:: TASK BRIEF ::
Nothing is to be altered. Print each record in full.

[Element data from apps and pages]
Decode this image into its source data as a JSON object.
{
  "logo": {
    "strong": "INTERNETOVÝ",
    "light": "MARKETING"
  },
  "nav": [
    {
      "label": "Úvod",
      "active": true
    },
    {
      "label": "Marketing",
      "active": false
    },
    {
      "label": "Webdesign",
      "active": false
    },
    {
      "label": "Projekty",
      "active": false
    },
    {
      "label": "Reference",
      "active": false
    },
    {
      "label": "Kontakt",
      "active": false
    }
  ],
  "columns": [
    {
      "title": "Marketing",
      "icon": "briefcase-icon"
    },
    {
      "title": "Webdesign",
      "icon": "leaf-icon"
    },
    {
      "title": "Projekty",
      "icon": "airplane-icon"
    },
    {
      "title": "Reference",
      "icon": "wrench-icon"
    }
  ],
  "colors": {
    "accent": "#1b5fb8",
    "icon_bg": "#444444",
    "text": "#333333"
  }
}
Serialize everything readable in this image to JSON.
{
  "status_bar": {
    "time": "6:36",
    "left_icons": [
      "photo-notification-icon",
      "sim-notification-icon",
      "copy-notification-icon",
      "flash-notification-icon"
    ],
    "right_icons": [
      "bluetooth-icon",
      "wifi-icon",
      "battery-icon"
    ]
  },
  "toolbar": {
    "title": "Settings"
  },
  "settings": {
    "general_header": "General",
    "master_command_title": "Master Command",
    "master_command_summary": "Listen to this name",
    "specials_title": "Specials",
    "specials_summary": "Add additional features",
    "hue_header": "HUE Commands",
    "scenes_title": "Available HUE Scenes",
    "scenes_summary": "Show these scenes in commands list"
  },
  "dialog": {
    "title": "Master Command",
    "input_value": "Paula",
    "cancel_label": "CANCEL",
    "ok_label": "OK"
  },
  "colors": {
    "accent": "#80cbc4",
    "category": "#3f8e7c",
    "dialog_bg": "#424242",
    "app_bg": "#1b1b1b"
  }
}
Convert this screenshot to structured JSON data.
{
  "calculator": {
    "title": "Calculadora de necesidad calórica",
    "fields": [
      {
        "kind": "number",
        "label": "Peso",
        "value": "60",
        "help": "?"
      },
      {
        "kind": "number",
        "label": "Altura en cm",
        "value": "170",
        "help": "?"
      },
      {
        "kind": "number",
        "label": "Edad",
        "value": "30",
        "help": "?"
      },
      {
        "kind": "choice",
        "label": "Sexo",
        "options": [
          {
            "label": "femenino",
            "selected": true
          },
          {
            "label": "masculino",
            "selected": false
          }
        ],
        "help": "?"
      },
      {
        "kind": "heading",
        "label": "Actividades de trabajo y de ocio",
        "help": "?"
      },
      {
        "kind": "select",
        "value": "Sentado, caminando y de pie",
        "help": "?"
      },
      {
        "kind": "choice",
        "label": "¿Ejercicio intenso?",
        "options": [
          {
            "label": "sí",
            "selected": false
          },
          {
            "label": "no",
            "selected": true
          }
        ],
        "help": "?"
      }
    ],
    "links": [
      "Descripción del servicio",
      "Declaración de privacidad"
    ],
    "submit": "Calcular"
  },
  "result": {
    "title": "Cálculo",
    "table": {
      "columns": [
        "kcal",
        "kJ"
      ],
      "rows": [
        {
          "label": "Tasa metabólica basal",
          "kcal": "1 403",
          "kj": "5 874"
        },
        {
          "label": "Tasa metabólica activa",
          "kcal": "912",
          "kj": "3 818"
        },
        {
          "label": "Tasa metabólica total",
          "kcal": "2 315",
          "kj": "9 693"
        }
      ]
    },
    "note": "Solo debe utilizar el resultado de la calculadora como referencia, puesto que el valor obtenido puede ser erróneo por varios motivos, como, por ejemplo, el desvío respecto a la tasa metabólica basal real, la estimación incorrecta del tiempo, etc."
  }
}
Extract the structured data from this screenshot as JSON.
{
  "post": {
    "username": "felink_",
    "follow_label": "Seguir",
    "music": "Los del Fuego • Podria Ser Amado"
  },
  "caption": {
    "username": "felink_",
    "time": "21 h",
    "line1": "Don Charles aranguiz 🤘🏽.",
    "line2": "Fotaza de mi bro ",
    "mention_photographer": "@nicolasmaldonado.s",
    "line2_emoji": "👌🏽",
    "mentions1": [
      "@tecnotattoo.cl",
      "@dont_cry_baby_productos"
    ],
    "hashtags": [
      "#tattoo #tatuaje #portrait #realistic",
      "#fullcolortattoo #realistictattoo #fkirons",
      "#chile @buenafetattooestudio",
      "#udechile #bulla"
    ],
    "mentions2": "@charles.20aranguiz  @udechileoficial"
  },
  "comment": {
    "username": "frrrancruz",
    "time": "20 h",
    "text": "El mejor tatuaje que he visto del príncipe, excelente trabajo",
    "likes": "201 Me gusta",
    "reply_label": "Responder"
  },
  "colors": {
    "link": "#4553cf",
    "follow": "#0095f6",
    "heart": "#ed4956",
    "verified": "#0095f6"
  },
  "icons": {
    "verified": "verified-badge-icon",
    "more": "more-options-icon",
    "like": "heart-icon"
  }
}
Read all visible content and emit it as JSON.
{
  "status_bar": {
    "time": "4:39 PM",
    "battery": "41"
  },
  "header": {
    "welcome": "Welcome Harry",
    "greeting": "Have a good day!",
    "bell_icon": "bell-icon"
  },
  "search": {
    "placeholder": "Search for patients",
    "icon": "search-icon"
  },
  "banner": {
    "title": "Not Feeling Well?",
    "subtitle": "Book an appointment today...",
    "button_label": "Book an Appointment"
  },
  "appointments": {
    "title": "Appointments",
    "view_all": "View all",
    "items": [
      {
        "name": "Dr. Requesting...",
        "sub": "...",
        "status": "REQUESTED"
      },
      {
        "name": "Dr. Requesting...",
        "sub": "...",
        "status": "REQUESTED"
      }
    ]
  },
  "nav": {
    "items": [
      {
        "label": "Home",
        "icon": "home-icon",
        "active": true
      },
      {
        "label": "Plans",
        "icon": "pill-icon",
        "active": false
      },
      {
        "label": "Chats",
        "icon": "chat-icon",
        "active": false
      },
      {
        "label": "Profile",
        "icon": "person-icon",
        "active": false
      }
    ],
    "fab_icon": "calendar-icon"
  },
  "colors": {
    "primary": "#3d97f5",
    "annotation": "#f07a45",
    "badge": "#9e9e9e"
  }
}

:: RESPONSE BELOW ::
Decode this image into its source data as a JSON object.
{
  "logo": {
    "strong": "INTERNETOVÝ",
    "light": "MARKETING"
  },
  "nav": [
    {
      "label": "Úvod",
      "active": true
    },
    {
      "label": "Marketing",
      "active": false
    },
    {
      "label": "Webdesign",
      "active": false
    },
    {
      "label": "Projekty",
      "active": false
    },
    {
      "label": "Reference",
      "active": false
    },
    {
      "label": "Kontakt",
      "active": false
    }
  ],
  "columns": [
    {
      "title": "Marketing",
      "icon": "briefcase-icon"
    },
    {
      "title": "Webdesign",
      "icon": "leaf-icon"
    },
    {
      "title": "Projekty",
      "icon": "airplane-icon"
    },
    {
      "title": "Reference",
      "icon": "wrench-icon"
    }
  ],
  "colors": {
    "accent": "#1b5fb8",
    "icon_bg": "#444444",
    "text": "#333333"
  }
}
Serialize everything readable in this image to JSON.
{
  "status_bar": {
    "time": "6:36",
    "left_icons": [
      "photo-notification-icon",
      "sim-notification-icon",
      "copy-notification-icon",
      "flash-notification-icon"
    ],
    "right_icons": [
      "bluetooth-icon",
      "wifi-icon",
      "battery-icon"
    ]
  },
  "toolbar": {
    "title": "Settings"
  },
  "settings": {
    "general_header": "General",
    "master_command_title": "Master Command",
    "master_command_summary": "Listen to this name",
    "specials_title": "Specials",
    "specials_summary": "Add additional features",
    "hue_header": "HUE Commands",
    "scenes_title": "Available HUE Scenes",
    "scenes_summary": "Show these scenes in commands list"
  },
  "dialog": {
    "title": "Master Command",
    "input_value": "Paula",
    "cancel_label": "CANCEL",
    "ok_label": "OK"
  },
  "colors": {
    "accent": "#80cbc4",
    "category": "#3f8e7c",
    "dialog_bg": "#424242",
    "app_bg": "#1b1b1b"
  }
}
Convert this screenshot to structured JSON data.
{
  "calculator": {
    "title": "Calculadora de necesidad calórica",
    "fields": [
      {
        "kind": "number",
        "label": "Peso",
        "value": "60",
        "help": "?"
      },
      {
        "kind": "number",
        "label": "Altura en cm",
        "value": "170",
        "help": "?"
      },
      {
        "kind": "number",
        "label": "Edad",
        "value": "30",
        "help": "?"
      },
      {
        "kind": "choice",
        "label": "Sexo",
        "options": [
          {
            "label": "femenino",
            "selected": true
          },
          {
            "label": "masculino",
            "selected": false
          }
        ],
        "help": "?"
      },
      {
        "kind": "heading",
        "label": "Actividades de trabajo y de ocio",
        "help": "?"
      },
      {
        "kind": "select",
        "value": "Sentado, caminando y de pie",
        "help": "?"
      },
      {
        "kind": "choice",
        "label": "¿Ejercicio intenso?",
        "options": [
          {
            "label": "sí",
            "selected": false
          },
          {
            "label": "no",
            "selected": true
          }
        ],
        "help": "?"
      }
    ],
    "links": [
      "Descripción del servicio",
      "Declaración de privacidad"
    ],
    "submit": "Calcular"
  },
  "result": {
    "title": "Cálculo",
    "table": {
      "columns": [
        "kcal",
        "kJ"
      ],
      "rows": [
        {
          "label": "Tasa metabólica basal",
          "kcal": "1 403",
          "kj": "5 874"
        },
        {
          "label": "Tasa metabólica activa",
          "kcal": "912",
          "kj": "3 818"
        },
        {
          "label": "Tasa metabólica total",
          "kcal": "2 315",
          "kj": "9 693"
        }
      ]
    },
    "note": "Solo debe utilizar el resultado de la calculadora como referencia, puesto que el valor obtenido puede ser erróneo por varios motivos, como, por ejemplo, el desvío respecto a la tasa metabólica basal real, la estimación incorrecta del tiempo, etc."
  }
}
Extract the structured data from this screenshot as JSON.
{
  "post": {
    "username": "felink_",
    "follow_label": "Seguir",
    "music": "Los del Fuego • Podria Ser Amado"
  },
  "caption": {
    "username": "felink_",
    "time": "21 h",
    "line1": "Don Charles aranguiz 🤘🏽.",
    "line2": "Fotaza de mi bro ",
    "mention_photographer": "@nicolasmaldonado.s",
    "line2_emoji": "👌🏽",
    "mentions1": [
      "@tecnotattoo.cl",
      "@dont_cry_baby_productos"
    ],
    "hashtags": [
      "#tattoo #tatuaje #portrait #realistic",
      "#fullcolortattoo #realistictattoo #fkirons",
      "#chile @buenafetattooestudio",
      "#udechile #bulla"
    ],
    "mentions2": "@charles.20aranguiz  @udechileoficial"
  },
  "comment": {
    "username": "frrrancruz",
    "time": "20 h",
    "text": "El mejor tatuaje que he visto del príncipe, excelente trabajo",
    "likes": "201 Me gusta",
    "reply_label": "Responder"
  },
  "colors": {
    "link": "#4553cf",
    "follow": "#0095f6",
    "heart": "#ed4956",
    "verified": "#0095f6"
  },
  "icons": {
    "verified": "verified-badge-icon",
    "more": "more-options-icon",
    "like": "heart-icon"
  }
}
Read all visible content and emit it as JSON.
{
  "status_bar": {
    "time": "4:39 PM",
    "battery": "41"
  },
  "header": {
    "welcome": "Welcome Harry",
    "greeting": "Have a good day!",
    "bell_icon": "bell-icon"
  },
  "search": {
    "placeholder": "Search for patients",
    "icon": "search-icon"
  },
  "banner": {
    "title": "Not Feeling Well?",
    "subtitle": "Book an appointment today...",
    "button_label": "Book an Appointment"
  },
  "appointments": {
    "title": "Appointments",
    "view_all": "View all",
    "items": [
      {
        "name": "Dr. Requesting...",
        "sub": "...",
        "status": "REQUESTED"
      },
      {
        "name": "Dr. Requesting...",
        "sub": "...",
        "status": "REQUESTED"
      }
    ]
  },
  "nav": {
    "items": [
      {
        "label": "Home",
        "icon": "home-icon",
        "active": true
      },
      {
        "label": "Plans",
        "icon": "pill-icon",
        "active": false
      },
      {
        "label": "Chats",
        "icon": "chat-icon",
        "active": false
      },
      {
        "label": "Profile",
        "icon": "person-icon",
        "active": false
      }
    ],
    "fab_icon": "calendar-icon"
  },
  "colors": {
    "primary": "#3d97f5",
    "annotation": "#f07a45",
    "badge": "#9e9e9e"
  }
}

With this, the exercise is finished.